3. Cost-Reduction Program with Simultaneous Boost for Future Technologies

For the aviation industry, improving supply chain efficiency is now unavoidable. It can be achieved by concentrating on the relevant aspects of company transformation and end customer value. The industry-performance benchmark plays a key role in this, since this very benchmark should, as expected, (hopefully) keep optimizing itself quite quickly when faced with the above demand. It can be assumed that the performance benchmark will improve if organizations really do structure themselves to optimize costs and thus push up their cost of work and working efficiency while developing the product quality of purchased parts in partnership with suppliers.

The airlines’ cash situation must be supported by the entire value chain. The airlines’ partners, that is, the supply chain, are able to influence the focus on fleet reliability and reduction of throughput times. There does indeed exist the typical competition in this supplier domain and that is undisputed. However, social, economic, and not least also ethical considerations must be made as to whether there exists a higher goal of overall prosperity. Such a goal serves to support the entire European and also global aviation industry, by truly working together in partnership, and to “sort things out” together. The goal should be that the aviation industry develops and returns to a sustainable, globally leading position, offering outstanding transport to all sectors (industry, automotive, tourism, science, business, and many more) and people. This also requires revisiting the mindset and leadership within the sector, which can be met with a holistic approach of company development.
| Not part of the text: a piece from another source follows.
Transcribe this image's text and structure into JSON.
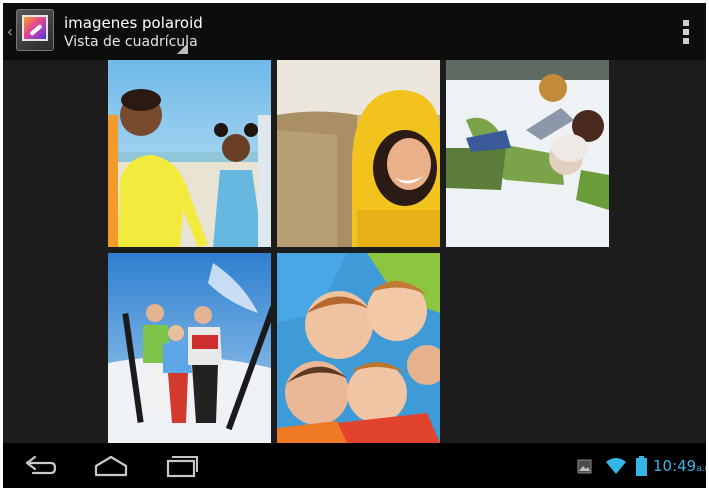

What is important is that future technologies are desired, sought after, and supported. It is not sufficient to rely on third parties or politicians in order to develop modern, environmentally friendly technologies. Rather, if relevant, new partnerships and forms of cooperation may also be needed and could arise as part of the looming consolidation. This aspect intersects with the subject of “Alternative Business Models”.    

Now is the time for action. Now is the time to implement large-scale, lasting efficiency programs. Firstly, to produce and supply premium products and quality, and, secondly, to generate cost structures that are relatively economical, just like “budget airlines”. The next few months will show who has introduced the right measures and can profit from the restarting economy. Reducing working hours is a “quick fix” that many businesses are happy to use, though it is not at all sustainable. It is not personnel that generates costs, but rather the activities carried out by the personnel, especially when non-value-adding activities are being performed. Based on our experience realizing many projects, efficiency-improvement measures offer significant, lasting improvement and savings very quickly despite the initial costs for appropriate, value-adding advice.

Technologies of the Future

Strategic projects, including for environmental protection and ecological sustainability, must proceed at full force even with all the savings initiatives. Based on our assessment, these projects must be organized independent of business operations so that the speed of projects is not hampered by cost-reduction initiatives. Slowing down the speed can have severe, negative influences on long-term competitiveness and on higher and greater, global goals. Saving rigorously on one hand while making corresponding investments for the future on the other is a tightrope. Walking it will be a key success factor, in keeping with the motto that intelligent investing is made possible through efficient economies and the right strategy. Ingenics can be your partner to give you the appropriate help with this.